“The book started as a reaction to the election of Trump, and the effects it had on me as a transgirl, the LGBT community, and so many of us who were terrified of what the regime could bring to this country after so much progress had been made as far as our visibility and rights,” McCool said.
Penn President Amy Gutmann, along with Princeton University President Christopher Eisgruber, helped draft a letter to President Donald Trump criticizing his executive order on immigration.
The wealthiest colleges in America may soon need to give a quarter of the donations they receive to middle-class financial aid or risk their charitable status.
Jon Ehrens, a local WHYY radio host and producer of “Radio Times,” moderated the event and fielded questions from the audience.
Greenberg had worked in Miami-Dade County for 33 years, first as first assistant county attorney before earning the title county attorney.
Even in light of the near-constant protests his administration have provoked on campus and across the country, the faith some Penn students have in Trump's leadership hasn’t wavered.
Despite the cold, close to 2,000 people, including Penn students, gathered in City Center on Saturday to march against President Trump’s recent executive orders.
When leaving the U.S. to go to Turkey during spring break in 2015, Osama Ahmed, a 2016 College and Wharton graduate, was approached by two men in muscle t-shirts. They demanded that he follow them, and they opened their jackets to reveal guns and police badges.
In January alone, three bills have been proposed in Congress to curb the H-1B visa program. Potential changes include increasing the minimum salaries of H-1B visa holders from $60,00 to $130,000 and changing the visa lottery system to a “preference system” that would give priority to students educated in the U.S.

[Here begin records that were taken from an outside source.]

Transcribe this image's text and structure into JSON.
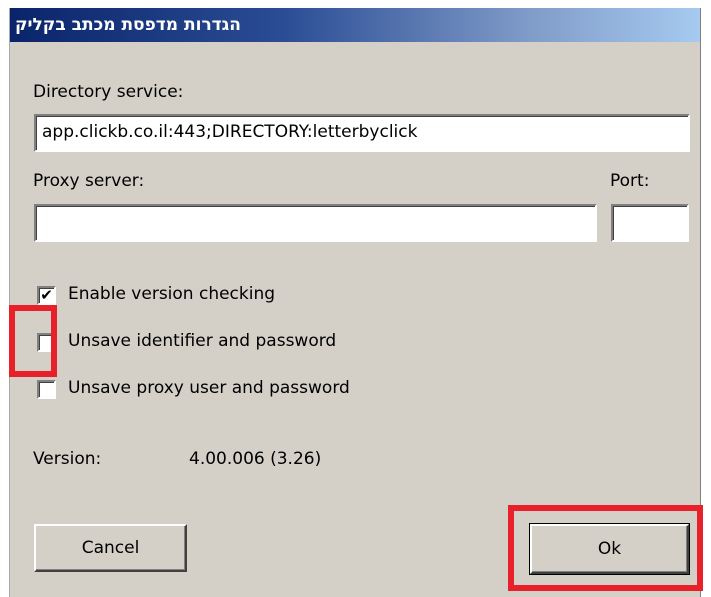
{
  "window": {
    "title": "הגדרות מדפסת מכתב בקליק"
  },
  "directory": {
    "label": "Directory service:",
    "value": "app.clickb.co.il:443;DIRECTORY:letterbyclick"
  },
  "proxy": {
    "label": "Proxy server:",
    "value": "",
    "port_label": "Port:",
    "port_value": ""
  },
  "options": [
    {
      "label": "Enable version checking",
      "checked": true,
      "mark": "✔"
    },
    {
      "label": "Unsave identifier and password",
      "checked": false,
      "mark": ""
    },
    {
      "label": "Unsave proxy user and password",
      "checked": false,
      "mark": ""
    }
  ],
  "version": {
    "label": "Version:",
    "value": "4.00.006 (3.26)"
  },
  "buttons": {
    "cancel_label": "Cancel",
    "ok_label": "Ok"
  },
  "colors": {
    "highlight": "#e8202a",
    "title_bar_start": "#0a246a",
    "title_bar_end": "#a6caf0",
    "dialog_bg": "#d4d0c8"
  }
}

The letter is direct: "We write as presidents of leading American colleges and universities to urge you to rectify or rescind the recent executive order closing our country’s borders to immigrants and others from seven majority-Muslim countries and to refugees from throughout the world," it reads.
The purpose of the march was to both protest Trump’s Executive Order banning immigrants from seven Muslim-majority nations and to show solidarity with members of the Penn community affected by the order.

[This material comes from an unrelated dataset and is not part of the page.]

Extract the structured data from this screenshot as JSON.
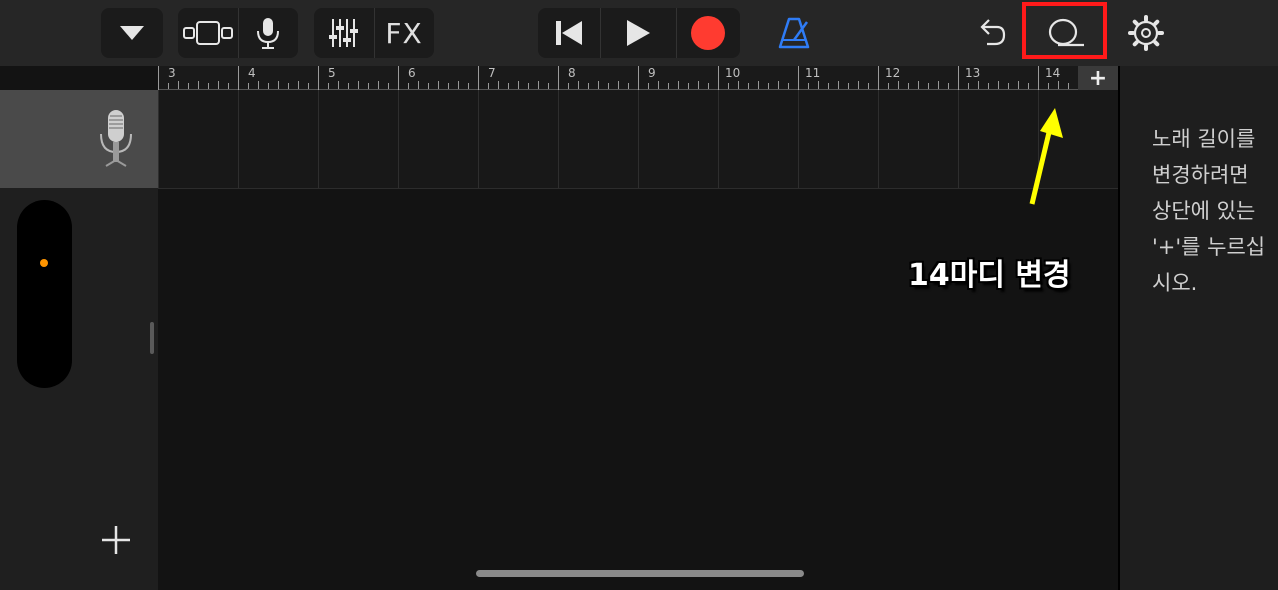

The group was started by two pro-choice students who said they wish “to offer fact-based pro-choice resources for reproductive rights advocates,” according to the group’s description on Facebook.
Students at the discussion commented on the pink “pussyhats” worn by protesters at the Women’s March. Some were concerned that the hats were not inclusive of transgender women, while others cited the importance of the hats as a symbol of unified opposition to President Donald Trump.
“The impacts of fading Obamacare are especially dangerous for both women and young people,” College freshman Lucy Ma said.
At Penn — where sexual assault has long been the focus of both student activism and administrative attention — potential rollback of federal guidelines on sexual misconduct is unlikely to have any serious impact.
College and Wharton freshman Michael Moroz said the University should not take a stance on political issues, such as Trump's executive order on immigration, because it “threatens to alienate students who hold reasonable but different beliefs from many on this campus.”
Holding white flowers handed out during the gathering, participants stood silently while speakers stepped up to the microphone one by one to share their messages of solidarity.
American Constitutional Law professor Rogers Smith wrote, “Neil Gorsuch has elite credentials — the son of a Cabinet official and a graduate of Columbia and Harvard Law, like Barack Obama with whom he overlapped in law school.”
“If you’re open you should be open to hearing people’s differences and move on,” one Wharton student said. “I like to consider myself a feminist, and being pro-life shouldn’t take that away.”